Activity: From the entries below, determine the number of lines that contain "this". Give that number by itself.

Data to process:
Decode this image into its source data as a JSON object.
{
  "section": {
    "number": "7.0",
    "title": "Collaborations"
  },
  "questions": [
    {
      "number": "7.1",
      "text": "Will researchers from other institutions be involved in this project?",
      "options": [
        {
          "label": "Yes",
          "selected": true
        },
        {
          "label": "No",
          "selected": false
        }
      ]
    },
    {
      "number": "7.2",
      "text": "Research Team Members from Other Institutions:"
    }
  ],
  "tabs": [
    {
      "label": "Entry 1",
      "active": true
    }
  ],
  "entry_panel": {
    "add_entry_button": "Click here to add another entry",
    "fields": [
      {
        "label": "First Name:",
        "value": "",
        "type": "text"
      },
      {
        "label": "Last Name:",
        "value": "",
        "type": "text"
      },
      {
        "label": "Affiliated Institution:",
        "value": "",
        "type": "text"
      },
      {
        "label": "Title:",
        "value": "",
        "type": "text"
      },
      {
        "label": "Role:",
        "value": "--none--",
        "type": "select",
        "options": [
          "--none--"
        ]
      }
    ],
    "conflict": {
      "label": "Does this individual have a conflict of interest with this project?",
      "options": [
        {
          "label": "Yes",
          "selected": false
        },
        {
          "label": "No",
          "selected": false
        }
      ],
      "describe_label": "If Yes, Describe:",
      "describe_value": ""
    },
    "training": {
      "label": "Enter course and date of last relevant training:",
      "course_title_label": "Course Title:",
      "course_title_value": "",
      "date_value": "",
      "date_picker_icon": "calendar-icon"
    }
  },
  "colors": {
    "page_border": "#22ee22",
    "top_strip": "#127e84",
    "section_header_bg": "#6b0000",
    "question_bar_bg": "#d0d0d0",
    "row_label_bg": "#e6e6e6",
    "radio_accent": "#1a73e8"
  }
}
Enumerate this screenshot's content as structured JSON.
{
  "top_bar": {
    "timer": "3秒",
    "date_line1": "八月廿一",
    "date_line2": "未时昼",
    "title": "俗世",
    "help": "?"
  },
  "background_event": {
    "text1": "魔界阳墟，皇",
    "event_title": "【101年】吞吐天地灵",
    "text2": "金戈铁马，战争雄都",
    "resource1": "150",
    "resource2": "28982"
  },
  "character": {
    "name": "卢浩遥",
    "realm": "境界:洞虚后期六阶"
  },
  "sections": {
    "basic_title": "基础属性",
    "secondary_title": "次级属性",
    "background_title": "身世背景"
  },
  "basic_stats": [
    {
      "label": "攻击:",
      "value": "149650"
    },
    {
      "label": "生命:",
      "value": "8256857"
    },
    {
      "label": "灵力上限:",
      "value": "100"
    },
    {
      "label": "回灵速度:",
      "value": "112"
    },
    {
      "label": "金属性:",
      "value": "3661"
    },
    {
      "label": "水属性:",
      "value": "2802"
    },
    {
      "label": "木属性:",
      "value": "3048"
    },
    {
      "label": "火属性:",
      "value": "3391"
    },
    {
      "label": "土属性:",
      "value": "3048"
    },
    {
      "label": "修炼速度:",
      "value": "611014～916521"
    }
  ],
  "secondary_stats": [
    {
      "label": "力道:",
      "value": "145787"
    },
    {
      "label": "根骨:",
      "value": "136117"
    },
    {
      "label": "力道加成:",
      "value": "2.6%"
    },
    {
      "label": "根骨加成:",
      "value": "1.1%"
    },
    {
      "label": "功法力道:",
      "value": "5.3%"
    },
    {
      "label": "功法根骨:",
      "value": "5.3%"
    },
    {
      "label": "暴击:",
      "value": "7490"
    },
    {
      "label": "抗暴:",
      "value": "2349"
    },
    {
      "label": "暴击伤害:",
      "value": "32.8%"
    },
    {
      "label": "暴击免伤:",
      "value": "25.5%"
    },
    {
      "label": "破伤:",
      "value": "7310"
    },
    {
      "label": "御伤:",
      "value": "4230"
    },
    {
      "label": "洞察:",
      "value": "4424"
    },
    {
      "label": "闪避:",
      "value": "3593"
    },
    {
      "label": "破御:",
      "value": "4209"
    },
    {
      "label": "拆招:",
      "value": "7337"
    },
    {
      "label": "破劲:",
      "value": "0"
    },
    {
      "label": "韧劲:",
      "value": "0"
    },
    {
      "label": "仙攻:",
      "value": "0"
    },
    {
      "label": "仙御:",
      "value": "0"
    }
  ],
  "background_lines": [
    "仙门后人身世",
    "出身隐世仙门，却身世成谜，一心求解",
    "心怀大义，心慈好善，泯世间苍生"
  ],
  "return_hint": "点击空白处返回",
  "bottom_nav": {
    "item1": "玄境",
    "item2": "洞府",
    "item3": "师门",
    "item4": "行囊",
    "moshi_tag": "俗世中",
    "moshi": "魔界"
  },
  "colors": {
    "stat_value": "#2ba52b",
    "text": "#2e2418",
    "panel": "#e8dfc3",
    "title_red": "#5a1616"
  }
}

Response area: 4